EXERCISE PROMPT — Drop every image, then reproduce the data exactly as given.

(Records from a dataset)
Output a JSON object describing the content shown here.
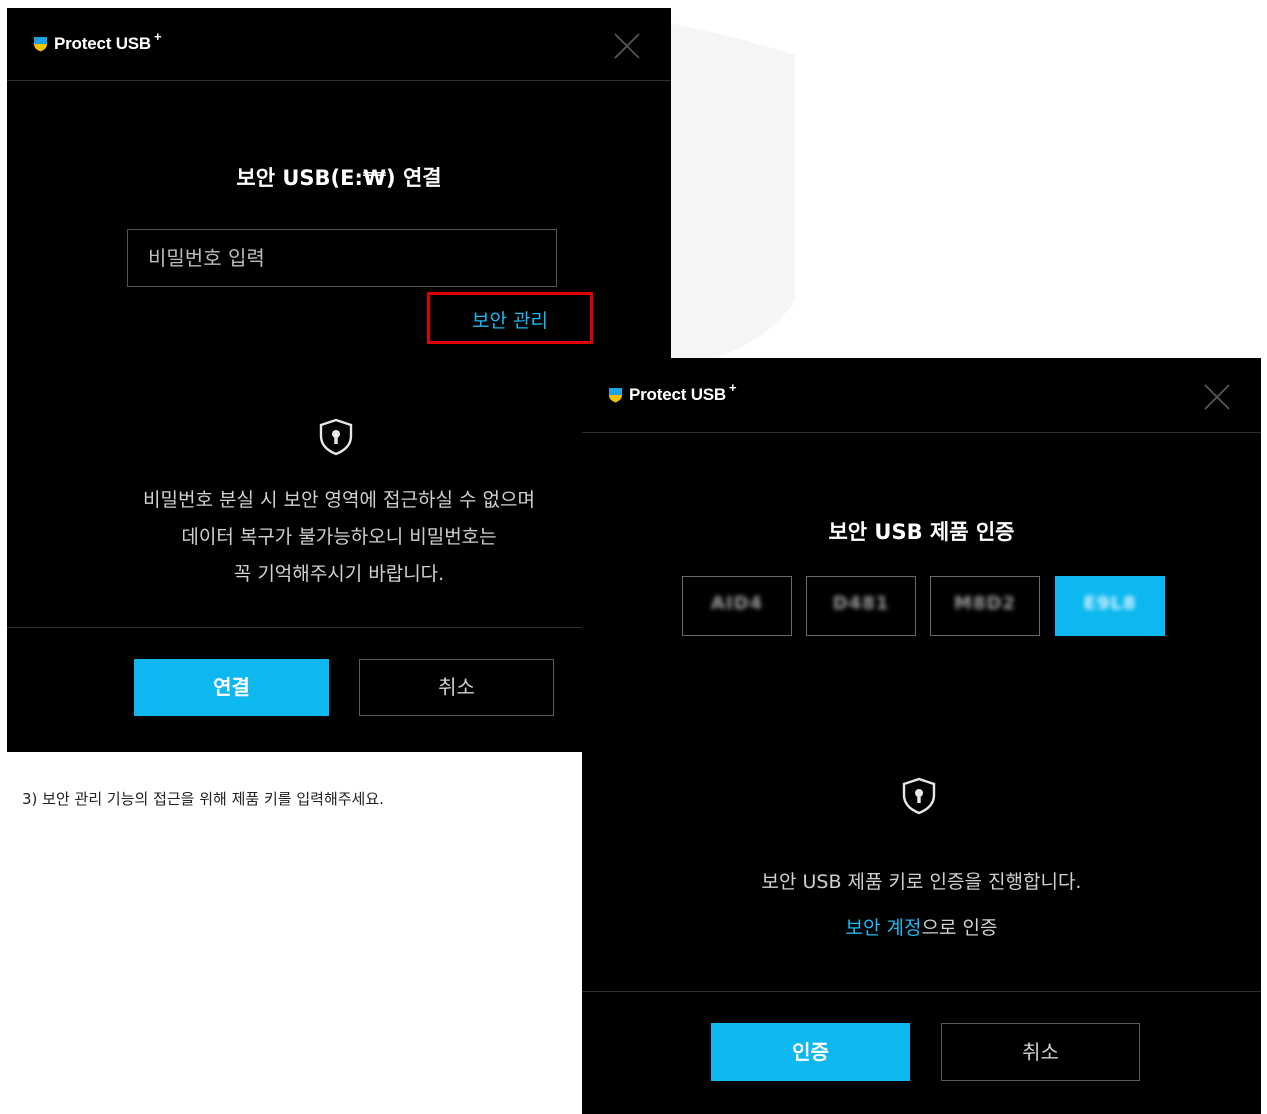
{
  "login_dialog": {
    "app_title": "Protect USB",
    "app_title_superscript": "+",
    "heading": "보안 USB(E:₩) 연결",
    "password_placeholder": "비밀번호 입력",
    "security_link": "보안 관리",
    "notice_lines": [
      "비밀번호 분실 시 보안 영역에 접근하실 수 없으며",
      "데이터 복구가 불가능하오니 비밀번호는",
      "꼭 기억해주시기 바랍니다."
    ],
    "connect_button": "연결",
    "cancel_button": "취소"
  },
  "auth_dialog": {
    "app_title": "Protect USB",
    "app_title_superscript": "+",
    "heading": "보안 USB 제품 인증",
    "product_key_fields": [
      "AID4",
      "D481",
      "M8D2",
      "E9L8"
    ],
    "active_key_index": 3,
    "notice": "보안 USB 제품 키로 인증을 진행합니다.",
    "account_link": "보안 계정",
    "account_suffix": "으로 인증",
    "auth_button": "인증",
    "cancel_button": "취소"
  },
  "caption": "3) 보안 관리 기능의 접근을 위해 제품 키를 입력해주세요.",
  "colors": {
    "accent": "#0cb8ef",
    "link": "#1fb6ef",
    "highlight_box": "#e00000",
    "dialog_bg": "#000000"
  },
  "icons": [
    "shield-logo-icon",
    "close-icon",
    "shield-keyhole-icon"
  ]
}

ANSWER AREA —
Output a JSON object describing the content shown here.
{
  "login_dialog": {
    "app_title": "Protect USB",
    "app_title_superscript": "+",
    "heading": "보안 USB(E:₩) 연결",
    "password_placeholder": "비밀번호 입력",
    "security_link": "보안 관리",
    "notice_lines": [
      "비밀번호 분실 시 보안 영역에 접근하실 수 없으며",
      "데이터 복구가 불가능하오니 비밀번호는",
      "꼭 기억해주시기 바랍니다."
    ],
    "connect_button": "연결",
    "cancel_button": "취소"
  },
  "auth_dialog": {
    "app_title": "Protect USB",
    "app_title_superscript": "+",
    "heading": "보안 USB 제품 인증",
    "product_key_fields": [
      "AID4",
      "D481",
      "M8D2",
      "E9L8"
    ],
    "active_key_index": 3,
    "notice": "보안 USB 제품 키로 인증을 진행합니다.",
    "account_link": "보안 계정",
    "account_suffix": "으로 인증",
    "auth_button": "인증",
    "cancel_button": "취소"
  },
  "caption": "3) 보안 관리 기능의 접근을 위해 제품 키를 입력해주세요.",
  "colors": {
    "accent": "#0cb8ef",
    "link": "#1fb6ef",
    "highlight_box": "#e00000",
    "dialog_bg": "#000000"
  },
  "icons": [
    "shield-logo-icon",
    "close-icon",
    "shield-keyhole-icon"
  ]
}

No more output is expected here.